Say No To Mercury

Say No To Mercury - formerly Australians for Mercury Free Dentistry, was initially founded to address the protectionist policies of the dental industry. Dental Amalgam has been used by the dental profession for 200 years and due to amalgam's high mercury content, it poses grave risks to human health and the environment.

As an organisation, Say No To Mercury is engaged in the negotiation of the UNEP's Minamata Convention, working with other non-government organisations to influence the final text of the Convention. Despite opposition from the Australian Government and some other countries, Say No To Mercury successfully ensured the inclusion of mercury dental amalgam as a product to be phased out by the Convention. During the UNEP negotiations there was overwhelming international consensus with 128 countries supporting our position - that dental amalgam causes harm to human health and our environment.

Say No To Mercury recognizes the other sources of mercury pollution that impact Australia.
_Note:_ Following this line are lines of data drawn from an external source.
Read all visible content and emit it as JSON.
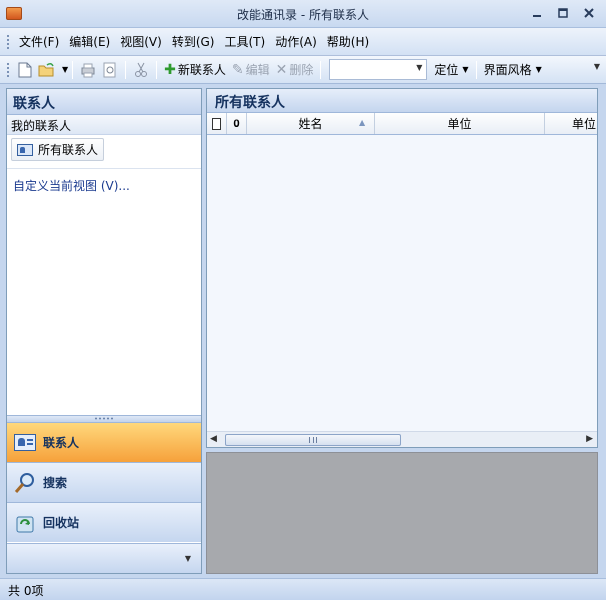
{
  "window": {
    "title": "改能通讯录 - 所有联系人",
    "controls": [
      "minimize",
      "maximize",
      "close"
    ]
  },
  "menu": [
    "文件(F)",
    "编辑(E)",
    "视图(V)",
    "转到(G)",
    "工具(T)",
    "动作(A)",
    "帮助(H)"
  ],
  "toolbar": {
    "new_contact": "新联系人",
    "edit": "编辑",
    "delete": "删除",
    "search_value": "",
    "locate": "定位",
    "theme": "界面风格"
  },
  "nav": {
    "header": "联系人",
    "group": "我的联系人",
    "folder_all": "所有联系人",
    "customize": "自定义当前视图 (V)...",
    "buttons": [
      {
        "label": "联系人",
        "icon": "contact-card-icon",
        "active": true
      },
      {
        "label": "搜索",
        "icon": "search-icon",
        "active": false
      },
      {
        "label": "回收站",
        "icon": "recycle-bin-icon",
        "active": false
      }
    ]
  },
  "main": {
    "header": "所有联系人",
    "columns": [
      "姓名",
      "单位",
      "单位"
    ]
  },
  "status": {
    "count_text": "共 0项"
  },
  "colors": {
    "active_nav": "#f6a13b",
    "frame": "#c5d6ee",
    "preview_bg": "#a7a9ad"
  }
}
Domestic air emissions and water releases containing mercury from industrial processes and mercury added products enter our environment daily. Unfortunately for Australia - there is also a harmful legacy from the gold rush era with significant mercury residues remaining in former mining sites. It is estimated that 30% of Australia’s populated land mass has been affected by mercury contamination.

Additionally, our geographical location as an island continent puts Australia’s food and water security at risk. The extremely high levels of mercury pollution from neighbouring countries poses an international threat to Australians and our environment.
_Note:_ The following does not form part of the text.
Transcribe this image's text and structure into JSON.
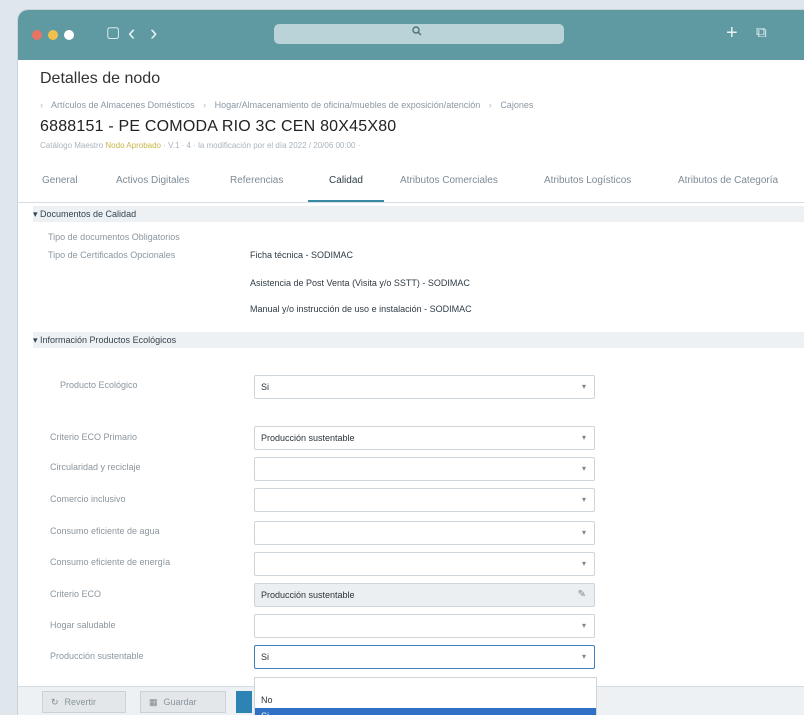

Based on the evidence, it is clear that it was in our nation’s best interest to address mercury pollution. Say No To Mercury was successful in influencing the Australian government to become a signatory to the Minamata Convention on Mercury on October 10th, 2013.

Ratify The Minamata Convention

The Australian Government signed the Minamata Convention in 2013 - it is now time to ratify the treaty.

Ratification will see meaningful steps being taken by the Government to protect the health of Australia's population and the environment from the dangers of mercury toxicity.

Learn more here.

Ban Dental Amalgam By 2020

As a developed and prosperous country - Australia has an duty to take charge and embrace positive change.

There is no place in modern dentistry for a product that harms the health of patients, dental workers and the environment.

Learn more here.

Ban Sale Of Recycled Mercury

The mercury cycle must be stopped if we are to see meaningful reductions in mercury exposure, and the corresponding harm it leads to.

Currently mercury is recycled, often being reused in developing countries for gold mining - ravaging the environment and health of local peoples.

Learn more here.

Ratify The Minamata Convention

The threat of mercury to human health and the environment is often under appreciated. The Minamata Convention on Mercury demonstrates that governments around the world have recognised this threat and have acted - creating an internationally legally binding treaty for global action.

The Australian Government signed the Minamata Convention in 2013 - now it is time to see meaningful action.

Say No To Mercury is lobbying the Australian Government to ratify the Minamata Convention in 2017 - to start protecting human health and the environment.

Ban Dental Amalgam By 2020

In Australia - mercury dental amalgam remains in use and continues to be endorsed by the dental industry despite containing about 50% mercury.

Mercury dental amalgam is more than a 200 year old technology and has no place in modern dentistry.

The use of mercury dental amalgam chronically exposes patients to toxic mercury, exposes dental workers to levels of mercury far exceeding occupational health and safety limits and is a leading source of mercury pollution entering our waterways.

Mercury dental amalgam must be banned.

Ban Sale Of Recycled Mercury

Currently mercury waste is collected as toxic waste and then treated and recycled.

Recycled mercury is used for industrial purposes, and also for resupplying the mercury dental amalgam market. Unfortunately recycled mercury is often sold on the black market for use in artisanal gold mining across the globe. This poses great health risks to vulnerable, uneducated populations and also creates huge environmental damage.

The only safe place for mercury is in long term toxic waste storage.

How You Can Help

You can get involved to help raise public awareness about the problems surrounding mercury based products and services.

Start with discussing the problem with family & friends or refer them to this site.

To take the next step contact Say No To Mercury here or read through our action plan here.